The sun blazes, soaks into the delicate skin of my neck. My lips are charred. My eyes squint upwards at the destination: the Temple. How majestically it stands. Its white, carved walls incandescent. Silence made its presence so loud. Oh, to be in its shelter! To dip my feet into the ocean of cold marble. To fold my hot, red hands in respect, if only to feel the cool air caressing through my fingers. I have been there before, as a little six year old. Six years past and I am almost there again. This temple was the same one Gandhi-ji visited forty-three years ago. But my family has been going for longer. Each year, my father makes a pilgrimage up this very mountain, following or leading a whole trail of others. My mother goes most years, and sometimes the youngest brother gets a turn. But this time, it’s only us three, with a crowd of worshippers. A fly buzzes. I ride on a mule.
The dust from his hooves sprinkle the air, making me sneeze every so often. I never sneeze. Or if I once did, I don’t remember doing it. But today, I can’t stop. My mother peers back at me, her eyes as dry as mine, blinking rapidly to keep them from getting too red. A smile plays at her lips, as if she had some secret crawling under them, making them ticklish, but giving no way to come out. I frown, reminding her of this morning. She did not let me ride at the head of the line like my father promised I could. He could only shake his head at me behind my mother when she reasoned with me that I was too young. She insisted that I be nestled between my father’s mule and hers. There was nothing left for me to say. So I had said nothing all morning. She sighs, and shrugs her shoulders, as if to shove off the accumulated dust from them. I only sneeze again. The mule is getting used to the sneezing.

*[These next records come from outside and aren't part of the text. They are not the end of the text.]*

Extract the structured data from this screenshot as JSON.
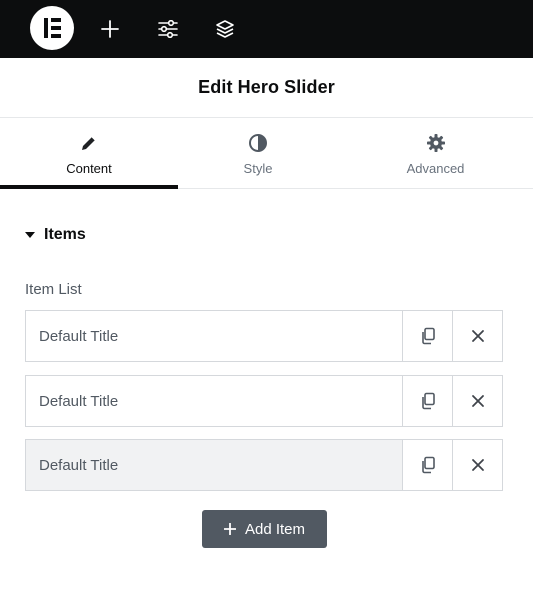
{
  "topbar": {
    "icons": [
      "elementor-logo-icon",
      "plus-icon",
      "sliders-icon",
      "layers-icon"
    ]
  },
  "editor": {
    "title": "Edit Hero Slider"
  },
  "tabs": [
    {
      "label": "Content",
      "icon": "pencil-icon",
      "active": true
    },
    {
      "label": "Style",
      "icon": "contrast-icon",
      "active": false
    },
    {
      "label": "Advanced",
      "icon": "gear-icon",
      "active": false
    }
  ],
  "section": {
    "title": "Items",
    "expanded": true
  },
  "item_list": {
    "label": "Item List",
    "items": [
      {
        "title": "Default Title",
        "selected": false
      },
      {
        "title": "Default Title",
        "selected": false
      },
      {
        "title": "Default Title",
        "selected": true
      }
    ],
    "add_label": "Add Item"
  },
  "colors": {
    "topbar": "#0c0d0e",
    "active_tab_indicator": "#0c0d0e",
    "add_button": "#515962",
    "selected_row": "#f1f2f3"
  }
}
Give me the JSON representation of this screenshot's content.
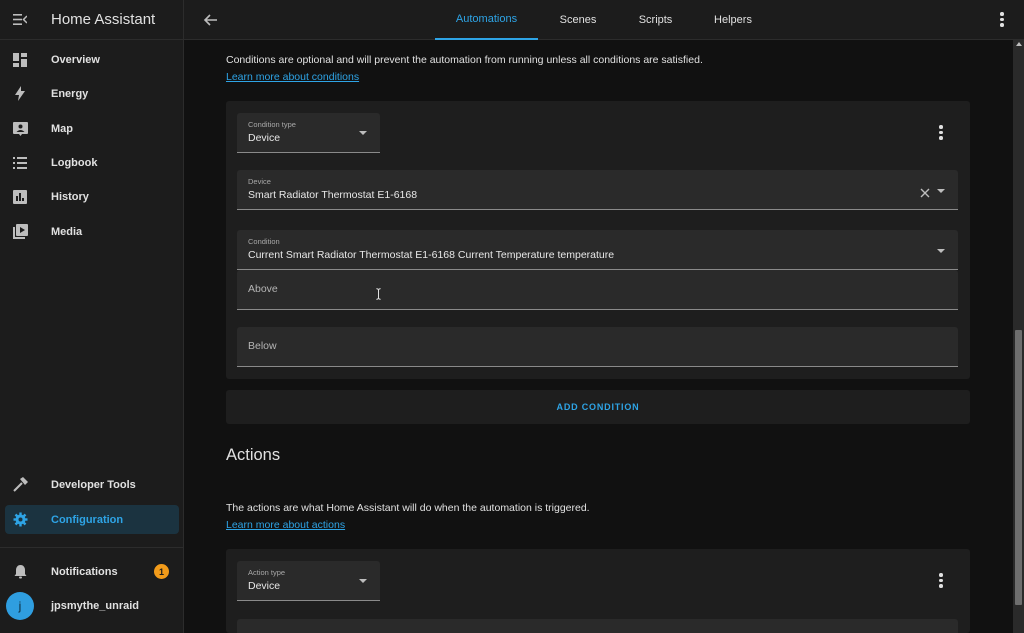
{
  "app": {
    "title": "Home Assistant"
  },
  "sidebar": {
    "items": [
      {
        "label": "Overview",
        "icon": "dashboard-icon"
      },
      {
        "label": "Energy",
        "icon": "lightning-icon"
      },
      {
        "label": "Map",
        "icon": "map-icon"
      },
      {
        "label": "Logbook",
        "icon": "list-icon"
      },
      {
        "label": "History",
        "icon": "chart-icon"
      },
      {
        "label": "Media",
        "icon": "media-icon"
      }
    ],
    "bottom_items": [
      {
        "label": "Developer Tools",
        "icon": "hammer-icon"
      },
      {
        "label": "Configuration",
        "icon": "gear-icon"
      }
    ],
    "notifications": {
      "label": "Notifications",
      "count": "1"
    },
    "user": {
      "name": "jpsmythe_unraid",
      "initial": "j"
    }
  },
  "topbar": {
    "tabs": [
      "Automations",
      "Scenes",
      "Scripts",
      "Helpers"
    ],
    "active_tab": "Automations"
  },
  "conditions": {
    "description": "Conditions are optional and will prevent the automation from running unless all conditions are satisfied.",
    "learn_more": "Learn more about conditions",
    "condition_type_label": "Condition type",
    "condition_type_value": "Device",
    "device_label": "Device",
    "device_value": "Smart Radiator Thermostat E1-6168",
    "condition_label": "Condition",
    "condition_value": "Current Smart Radiator Thermostat E1-6168 Current Temperature temperature",
    "above_placeholder": "Above",
    "below_placeholder": "Below",
    "add_button": "ADD CONDITION"
  },
  "actions": {
    "title": "Actions",
    "description": "The actions are what Home Assistant will do when the automation is triggered.",
    "learn_more": "Learn more about actions",
    "action_type_label": "Action type",
    "action_type_value": "Device"
  },
  "colors": {
    "accent": "#2ea4e6",
    "badge": "#f29b1a",
    "background": "#111111",
    "card": "#1e1e1e"
  }
}
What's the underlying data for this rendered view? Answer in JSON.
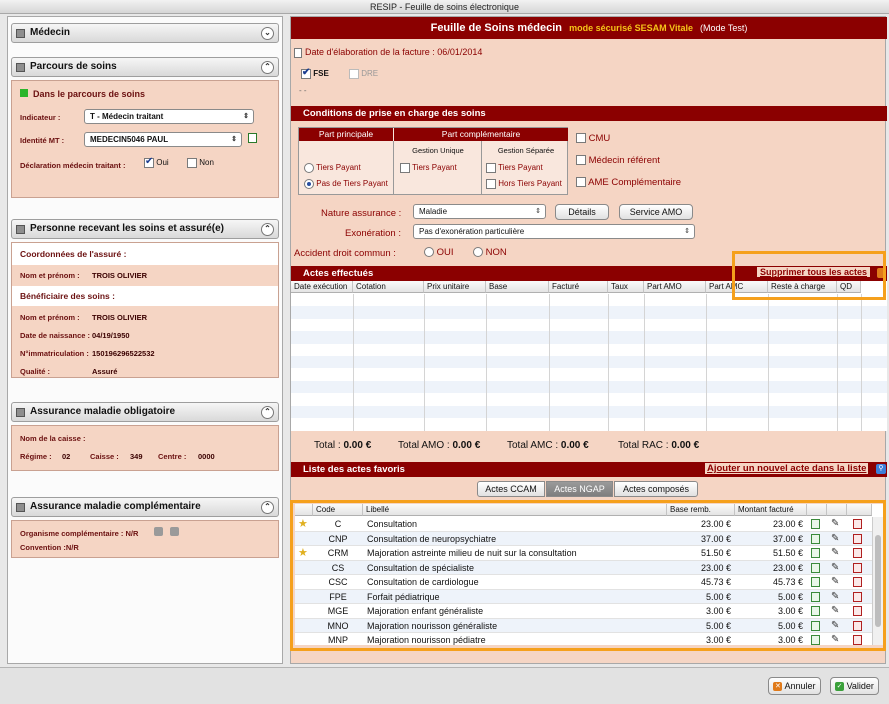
{
  "window": {
    "title": "RESIP - Feuille de soins électronique"
  },
  "left": {
    "medecin": {
      "title": "Médecin"
    },
    "parcours": {
      "title": "Parcours de soins",
      "status": "Dans le parcours de soins",
      "indicateur_label": "Indicateur :",
      "indicateur_value": "T - Médecin traitant",
      "identite_label": "Identité MT :",
      "identite_value": "MEDECIN5046 PAUL",
      "declaration_label": "Déclaration médecin traitant :",
      "oui": "Oui",
      "non": "Non"
    },
    "personne": {
      "title": "Personne recevant les soins et assuré(e)",
      "coord_title": "Coordonnées de l'assuré :",
      "nom_label": "Nom et prénom :",
      "nom_value": "TROIS OLIVIER",
      "benef_title": "Bénéficiaire des soins :",
      "nom2_label": "Nom et prénom :",
      "nom2_value": "TROIS OLIVIER",
      "naissance_label": "Date de naissance :",
      "naissance_value": "04/19/1950",
      "immat_label": "N°immatriculation :",
      "immat_value": "150196296522532",
      "qualite_label": "Qualité :",
      "qualite_value": "Assuré"
    },
    "amo": {
      "title": "Assurance maladie obligatoire",
      "caisse_label": "Nom de la caisse :",
      "regime_label": "Régime :",
      "regime_value": "02",
      "caisse2_label": "Caisse :",
      "caisse2_value": "349",
      "centre_label": "Centre :",
      "centre_value": "0000"
    },
    "amc": {
      "title": "Assurance maladie complémentaire",
      "org_label": "Organisme complémentaire : N/R",
      "conv_label": "Convention :N/R"
    }
  },
  "right": {
    "header": {
      "title": "Feuille de Soins médecin",
      "mode": "mode sécurisé SESAM Vitale",
      "test": "(Mode Test)"
    },
    "date_label": "Date d'élaboration de la facture : 06/01/2014",
    "fse": "FSE",
    "dre": "DRE",
    "dashes": "- -",
    "conditions": {
      "title": "Conditions de prise en charge des soins",
      "part_principale": "Part principale",
      "part_complementaire": "Part complémentaire",
      "gestion_unique": "Gestion Unique",
      "gestion_separee": "Gestion Séparée",
      "tiers_payant": "Tiers Payant",
      "pas_tiers_payant": "Pas de Tiers Payant",
      "tiers_payant_gu": "Tiers Payant",
      "tiers_payant_gs": "Tiers Payant",
      "hors_tiers_payant": "Hors Tiers Payant",
      "cmu": "CMU",
      "medecin_referent": "Médecin référent",
      "ame": "AME Complémentaire",
      "nature_label": "Nature assurance :",
      "nature_value": "Maladie",
      "details_button": "Détails",
      "service_amo_button": "Service AMO",
      "exoneration_label": "Exonération :",
      "exoneration_value": "Pas d'exonération particulière",
      "accident_label": "Accident droit commun :",
      "oui": "OUI",
      "non": "NON"
    },
    "actes": {
      "title": "Actes effectués",
      "supprimer": "Supprimer tous les actes",
      "columns": [
        "Date exécution",
        "Cotation",
        "Prix unitaire",
        "Base",
        "Facturé",
        "Taux",
        "Part AMO",
        "Part AMC",
        "Reste à charge",
        "QD"
      ],
      "total": "Total : ",
      "total_value": "0.00 €",
      "total_amo": "Total AMO : ",
      "total_amo_value": "0.00 €",
      "total_amc": "Total AMC : ",
      "total_amc_value": "0.00 €",
      "total_rac": "Total RAC : ",
      "total_rac_value": "0.00 €"
    },
    "favoris": {
      "title": "Liste des actes favoris",
      "ajouter": "Ajouter un nouvel acte dans la liste",
      "tabs": [
        "Actes CCAM",
        "Actes NGAP",
        "Actes composés"
      ],
      "columns": [
        "Code",
        "Libellé",
        "Base remb.",
        "Montant facturé"
      ],
      "rows": [
        {
          "star": true,
          "code": "C",
          "libelle": "Consultation",
          "base": "23.00 €",
          "montant": "23.00 €"
        },
        {
          "star": false,
          "code": "CNP",
          "libelle": "Consultation de neuropsychiatre",
          "base": "37.00 €",
          "montant": "37.00 €"
        },
        {
          "star": true,
          "code": "CRM",
          "libelle": "Majoration astreinte milieu de nuit sur la consultation",
          "base": "51.50 €",
          "montant": "51.50 €"
        },
        {
          "star": false,
          "code": "CS",
          "libelle": "Consultation de spécialiste",
          "base": "23.00 €",
          "montant": "23.00 €"
        },
        {
          "star": false,
          "code": "CSC",
          "libelle": "Consultation de cardiologue",
          "base": "45.73 €",
          "montant": "45.73 €"
        },
        {
          "star": false,
          "code": "FPE",
          "libelle": "Forfait pédiatrique",
          "base": "5.00 €",
          "montant": "5.00 €"
        },
        {
          "star": false,
          "code": "MGE",
          "libelle": "Majoration enfant généraliste",
          "base": "3.00 €",
          "montant": "3.00 €"
        },
        {
          "star": false,
          "code": "MNO",
          "libelle": "Majoration nourisson généraliste",
          "base": "5.00 €",
          "montant": "5.00 €"
        },
        {
          "star": false,
          "code": "MNP",
          "libelle": "Majoration nourisson pédiatre",
          "base": "3.00 €",
          "montant": "3.00 €"
        }
      ]
    }
  },
  "footer": {
    "annuler": "Annuler",
    "valider": "Valider"
  },
  "colors": {
    "accent": "#8b0000",
    "panel": "#f5d5c4",
    "highlight": "#f5a01c",
    "link": "#8b0000"
  }
}
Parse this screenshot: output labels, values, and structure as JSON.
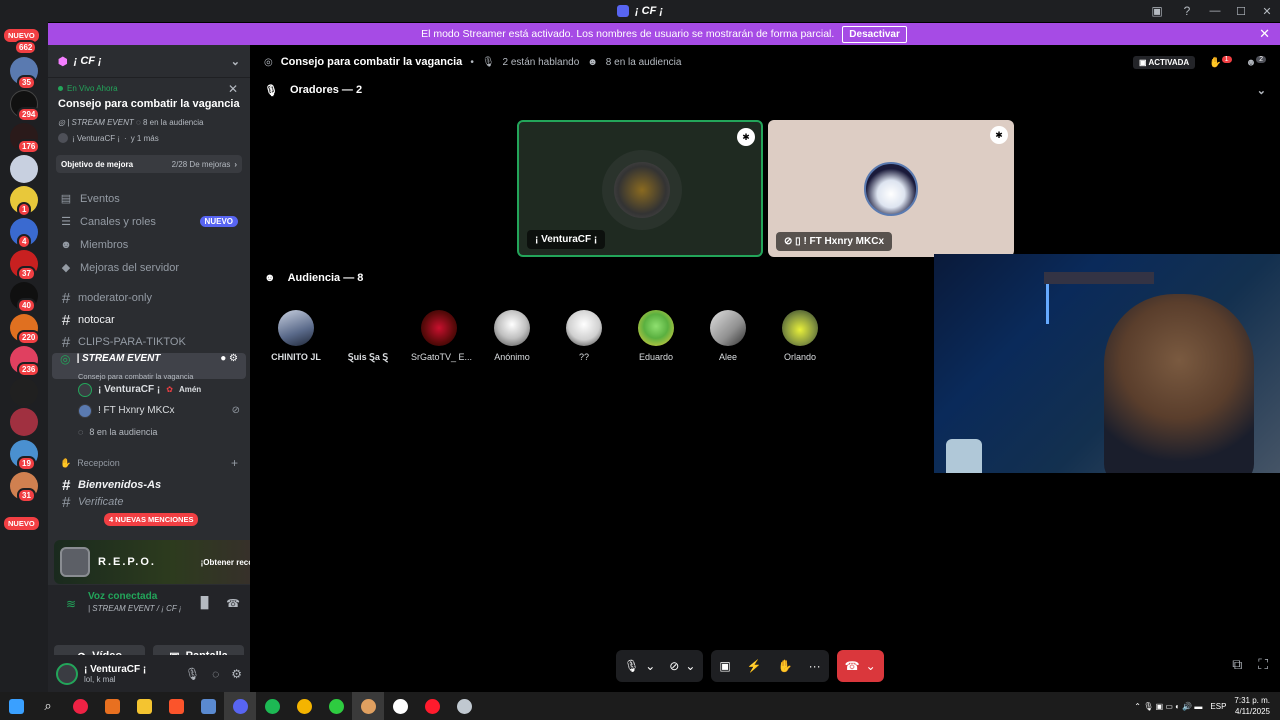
{
  "window": {
    "title": "¡ CF ¡"
  },
  "banner": {
    "text": "El modo Streamer está activado. Los nombres de usuario se mostrarán de forma parcial.",
    "button": "Desactivar"
  },
  "servers": {
    "top_new": "NUEVO",
    "top_count": "662",
    "bottom_new": "NUEVO",
    "badges": [
      "35",
      "294",
      "176",
      "1",
      "4",
      "37",
      "40",
      "220",
      "236",
      "19",
      "31"
    ]
  },
  "sidebar": {
    "server_name": "¡ CF ¡",
    "live": {
      "tag": "En Vivo Ahora",
      "title": "Consejo para combatir la vagancia",
      "channel": "| STREAM EVENT",
      "audience": "8 en la audiencia",
      "host": "¡ VenturaCF ¡",
      "more": "y 1 más"
    },
    "goal": {
      "label": "Objetivo de mejora",
      "progress": "2/28 De mejoras"
    },
    "menu": [
      {
        "label": "Eventos"
      },
      {
        "label": "Canales y roles",
        "badge": "NUEVO"
      },
      {
        "label": "Miembros"
      },
      {
        "label": "Mejoras del servidor"
      }
    ],
    "channels": [
      "moderator-only",
      "notocar",
      "CLIPS-PARA-TIKTOK"
    ],
    "active_channel": {
      "name": "| STREAM EVENT",
      "topic": "Consejo para combatir la vagancia"
    },
    "voice_users": [
      {
        "name": "¡ VenturaCF ¡",
        "tag": "Amén"
      },
      {
        "name": "! FT Hxnry MKCx"
      }
    ],
    "audience_line": "8 en la audiencia",
    "category": "Recepcion",
    "lower_channels": [
      "Bienvenidos-As",
      "Verificate"
    ],
    "mentions": "4 NUEVAS MENCIONES",
    "promo": {
      "title": "R.E.P.O.",
      "button": "¡Obtener recompensa!"
    },
    "voice": {
      "status": "Voz conectada",
      "sub": "| STREAM EVENT / ¡ CF ¡",
      "video": "Vídeo",
      "screen": "Pantalla"
    },
    "user": {
      "name": "¡ VenturaCF ¡",
      "status": "lol, k mal"
    }
  },
  "main": {
    "topbar": {
      "title": "Consejo para combatir la vagancia",
      "speaking": "2 están hablando",
      "audience": "8 en la audiencia",
      "pill": "ACTIVADA",
      "notif": "1",
      "notif2": "2"
    },
    "speakers_title": "Oradores — 2",
    "speakers": [
      {
        "name": "¡ VenturaCF ¡"
      },
      {
        "name": "! FT Hxnry MKCx"
      }
    ],
    "audience_title": "Audiencia — 8",
    "audience": [
      {
        "name": "CHINITO JL",
        "color": "#8a95a8"
      },
      {
        "name": "Ȿuis Ȿa Ȿ",
        "color": "#000000"
      },
      {
        "name": "SrGatoTV_ E...",
        "color": "#5a0a0a"
      },
      {
        "name": "Anónimo",
        "color": "#d8d8d8"
      },
      {
        "name": "??",
        "color": "#c8c8c8"
      },
      {
        "name": "Eduardo",
        "color": "#6fc64a"
      },
      {
        "name": "Alee",
        "color": "#b8b8b8"
      },
      {
        "name": "Orlando",
        "color": "#7a9a3a"
      }
    ]
  },
  "taskbar": {
    "lang": "ESP",
    "time": "7:31 p. m.",
    "date": "4/11/2025"
  }
}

I close my eyes, just to savour the black that reflects back. Only, it’s not black. Not really. It’s a paint dish swirling oranges and yellows. And reds. Always reds. I feel my hat slipping off, and without depriving my eyes the muted colours, I grab for it, catching it just before it skids off my neck. Placing it back on, I turn my face up. If only it would rain. But of course it won’t. I can feel the blue of the sky, and not a trace of cloud spots it. I smell my own sweat. I feel the beads rolling down my bent back. Falling and falling, until the cotton of my dress provides them their soft ending. I sigh. My mule tries to sigh too, the blubber of his lips flapping. Poor thing. I wonder how heavy the droplets are to him.
read the entire story in Pulp Literature Issue No. 2, Spring 2014.